Journalists still don't understand that everything is changing
As the news hits that the Seattle Post-Intelligencer goes web-only, one of its columnists blames bad management rather than, say, revolutionary social and technological change for the looming death of the American newspaper.
Instead of using the Internet as a complement to its print product, the industry went chasing after the Web and offering its most valuable property — the news it so carefully and expensively gathered — for free, while chasing the chimera that online advertising would support the whole thing.

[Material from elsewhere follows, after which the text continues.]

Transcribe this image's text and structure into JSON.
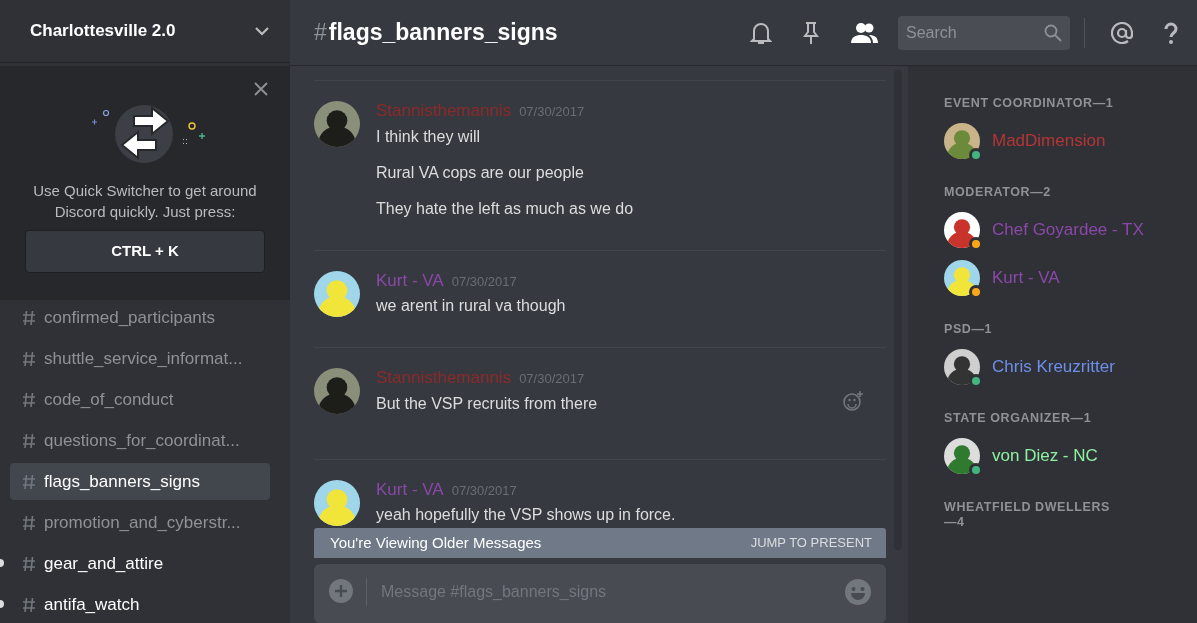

Actually, the P-I’s Bill Virgin does acknowledge the changes going on in the world (“external factors”), such as the web, no one under the age of 30 paying for anything digital, and a savage publishing recession. But he thinks bad management is more important.
I really don’t.
Yes, I think publishing can be badly managed. But I think the seismic shift of costly analogue to free digital – with the free extending not just to the product but also to the means of publishing (look, I’m doing it too) – will just wipe away the old way of newspaper publishing, irrespective of that.
No, I’m not saying that is an unalloyed good. But the main loss will be to media owners, publishers, journalists – not to society or the public at large.
I’m risking just parroting Clay Shirky’s essay on the web publishing revolution. So I won’t – just follow the link.
But I think it’s worth noting that Bill Virgin at the Seattle P-I just doesn’t get it even as his world crumbles around him. That’s how powerful our preconceptions about how publishing and journalism should look are. [UPDATE: I’ve just stumbled across (though not stumbledupon) Recovering Journalist’s definition of this. Bill Virgin is a printie apparently]
[HT: Media UK Press]Tweet